- **Task objective**: From the entries below, extract every line that includes the word "home".

[Website and app data records]
◆ ◆ ◆ ◆ ◆
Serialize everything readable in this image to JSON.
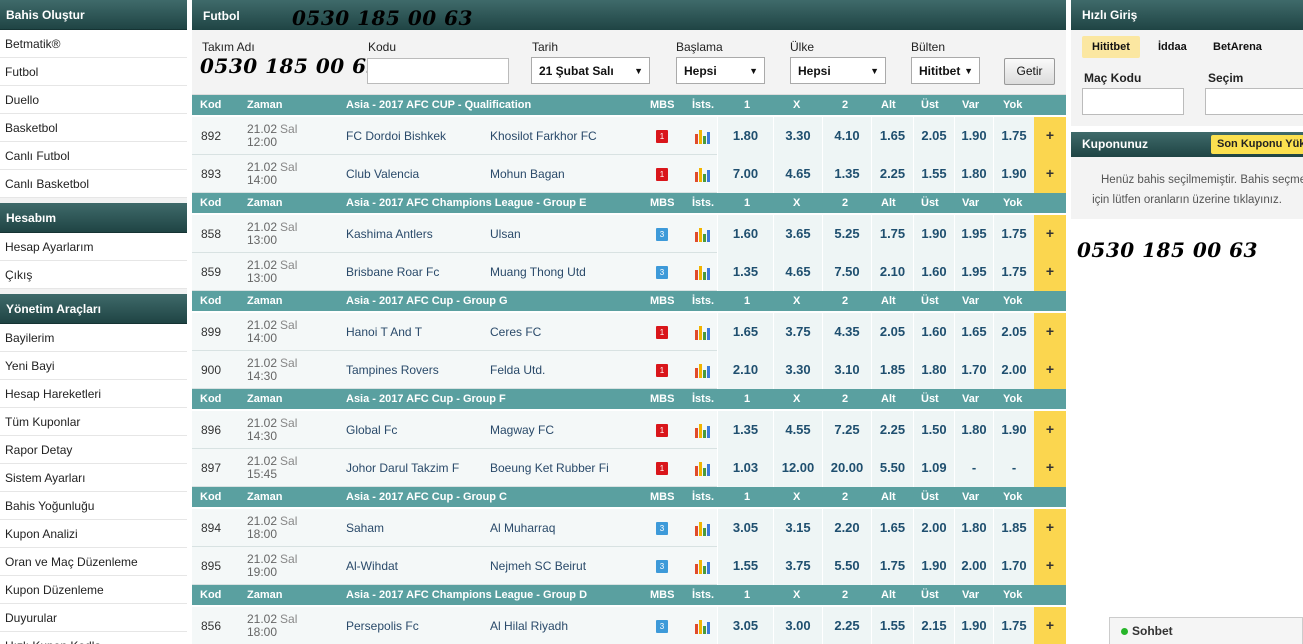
{
  "sidebar": {
    "sections": [
      {
        "title": "Bahis Oluştur",
        "items": [
          "Betmatik®",
          "Futbol",
          "Duello",
          "Basketbol",
          "Canlı Futbol",
          "Canlı Basketbol"
        ]
      },
      {
        "title": "Hesabım",
        "items": [
          "Hesap Ayarlarım",
          "Çıkış"
        ]
      },
      {
        "title": "Yönetim Araçları",
        "items": [
          "Bayilerim",
          "Yeni Bayi",
          "Hesap Hareketleri",
          "Tüm Kuponlar",
          "Rapor Detay",
          "Sistem Ayarları",
          "Bahis Yoğunluğu",
          "Kupon Analizi",
          "Oran ve Maç Düzenleme",
          "Kupon Düzenleme",
          "Duyurular",
          "Hızlı Kupon Kodla"
        ]
      }
    ]
  },
  "phone_overlay": "0530 185 00 63",
  "main": {
    "title": "Futbol",
    "filters": {
      "team_label": "Takım Adı",
      "code_label": "Kodu",
      "date_label": "Tarih",
      "date_value": "21 Şubat Salı",
      "start_label": "Başlama",
      "start_value": "Hepsi",
      "country_label": "Ülke",
      "country_value": "Hepsi",
      "bulletin_label": "Bülten",
      "bulletin_value": "Hititbet",
      "submit_label": "Getir"
    },
    "columns": {
      "kod": "Kod",
      "zaman": "Zaman",
      "mbs": "MBS",
      "ist": "İsts.",
      "o1": "1",
      "ox": "X",
      "o2": "2",
      "alt": "Alt",
      "ust": "Üst",
      "var": "Var",
      "yok": "Yok"
    },
    "groups": [
      {
        "league": "Asia - 2017 AFC CUP - Qualification",
        "matches": [
          {
            "kod": "892",
            "date": "21.02",
            "day": "Sal",
            "time": "12:00",
            "home": "FC Dordoi Bishkek",
            "away": "Khosilot Farkhor FC",
            "mbs": "1",
            "mbs_color": "red",
            "odds": [
              "1.80",
              "3.30",
              "4.10",
              "1.65",
              "2.05",
              "1.90",
              "1.75"
            ],
            "plus": "+"
          },
          {
            "kod": "893",
            "date": "21.02",
            "day": "Sal",
            "time": "14:00",
            "home": "Club Valencia",
            "away": "Mohun Bagan",
            "mbs": "1",
            "mbs_color": "red",
            "odds": [
              "7.00",
              "4.65",
              "1.35",
              "2.25",
              "1.55",
              "1.80",
              "1.90"
            ],
            "plus": "+"
          }
        ]
      },
      {
        "league": "Asia - 2017 AFC Champions League - Group E",
        "matches": [
          {
            "kod": "858",
            "date": "21.02",
            "day": "Sal",
            "time": "13:00",
            "home": "Kashima Antlers",
            "away": "Ulsan",
            "mbs": "3",
            "mbs_color": "blue",
            "odds": [
              "1.60",
              "3.65",
              "5.25",
              "1.75",
              "1.90",
              "1.95",
              "1.75"
            ],
            "plus": "+"
          },
          {
            "kod": "859",
            "date": "21.02",
            "day": "Sal",
            "time": "13:00",
            "home": "Brisbane Roar Fc",
            "away": "Muang Thong Utd",
            "mbs": "3",
            "mbs_color": "blue",
            "odds": [
              "1.35",
              "4.65",
              "7.50",
              "2.10",
              "1.60",
              "1.95",
              "1.75"
            ],
            "plus": "+"
          }
        ]
      },
      {
        "league": "Asia - 2017 AFC Cup - Group G",
        "matches": [
          {
            "kod": "899",
            "date": "21.02",
            "day": "Sal",
            "time": "14:00",
            "home": "Hanoi T And T",
            "away": "Ceres FC",
            "mbs": "1",
            "mbs_color": "red",
            "odds": [
              "1.65",
              "3.75",
              "4.35",
              "2.05",
              "1.60",
              "1.65",
              "2.05"
            ],
            "plus": "+"
          },
          {
            "kod": "900",
            "date": "21.02",
            "day": "Sal",
            "time": "14:30",
            "home": "Tampines Rovers",
            "away": "Felda Utd.",
            "mbs": "1",
            "mbs_color": "red",
            "odds": [
              "2.10",
              "3.30",
              "3.10",
              "1.85",
              "1.80",
              "1.70",
              "2.00"
            ],
            "plus": "+"
          }
        ]
      },
      {
        "league": "Asia - 2017 AFC Cup - Group F",
        "matches": [
          {
            "kod": "896",
            "date": "21.02",
            "day": "Sal",
            "time": "14:30",
            "home": "Global Fc",
            "away": "Magway FC",
            "mbs": "1",
            "mbs_color": "red",
            "odds": [
              "1.35",
              "4.55",
              "7.25",
              "2.25",
              "1.50",
              "1.80",
              "1.90"
            ],
            "plus": "+"
          },
          {
            "kod": "897",
            "date": "21.02",
            "day": "Sal",
            "time": "15:45",
            "home": "Johor Darul Takzim F",
            "away": "Boeung Ket Rubber Fi",
            "mbs": "1",
            "mbs_color": "red",
            "odds": [
              "1.03",
              "12.00",
              "20.00",
              "5.50",
              "1.09",
              "-",
              "-"
            ],
            "plus": "+"
          }
        ]
      },
      {
        "league": "Asia - 2017 AFC Cup - Group C",
        "matches": [
          {
            "kod": "894",
            "date": "21.02",
            "day": "Sal",
            "time": "18:00",
            "home": "Saham",
            "away": "Al Muharraq",
            "mbs": "3",
            "mbs_color": "blue",
            "odds": [
              "3.05",
              "3.15",
              "2.20",
              "1.65",
              "2.00",
              "1.80",
              "1.85"
            ],
            "plus": "+"
          },
          {
            "kod": "895",
            "date": "21.02",
            "day": "Sal",
            "time": "19:00",
            "home": "Al-Wihdat",
            "away": "Nejmeh SC Beirut",
            "mbs": "3",
            "mbs_color": "blue",
            "odds": [
              "1.55",
              "3.75",
              "5.50",
              "1.75",
              "1.90",
              "2.00",
              "1.70"
            ],
            "plus": "+"
          }
        ]
      },
      {
        "league": "Asia - 2017 AFC Champions League - Group D",
        "matches": [
          {
            "kod": "856",
            "date": "21.02",
            "day": "Sal",
            "time": "18:00",
            "home": "Persepolis Fc",
            "away": "Al Hilal Riyadh",
            "mbs": "3",
            "mbs_color": "blue",
            "odds": [
              "3.05",
              "3.00",
              "2.25",
              "1.55",
              "2.15",
              "1.90",
              "1.75"
            ],
            "plus": "+"
          }
        ]
      }
    ]
  },
  "right": {
    "title": "Hızlı Giriş",
    "tabs": [
      "Hititbet",
      "İddaa",
      "BetArena"
    ],
    "code_label": "Maç Kodu",
    "choice_label": "Seçim",
    "coupon_title": "Kuponunuz",
    "last_coupon": "Son Kuponu Yükle",
    "empty_line1": "Henüz bahis seçilmemiştir. Bahis seçmek",
    "empty_line2": "için lütfen oranların üzerine tıklayınız."
  },
  "chat_label": "Sohbet",
  "colors": {
    "header": "#2f5757",
    "group_header": "#5aa0a0",
    "plus": "#fbd64f",
    "mbs_red": "#d9161b",
    "mbs_blue": "#3d9ad9"
  }
}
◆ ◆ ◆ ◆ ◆
- **Completed task**:
            "home": "FC Dordoi Bishkek",
            "home": "Club Valencia",
            "home": "Kashima Antlers",
            "home": "Brisbane Roar Fc",
            "home": "Hanoi T And T",
            "home": "Tampines Rovers",
            "home": "Global Fc",
            "home": "Johor Darul Takzim F",
            "home": "Saham",
            "home": "Al-Wihdat",
            "home": "Persepolis Fc",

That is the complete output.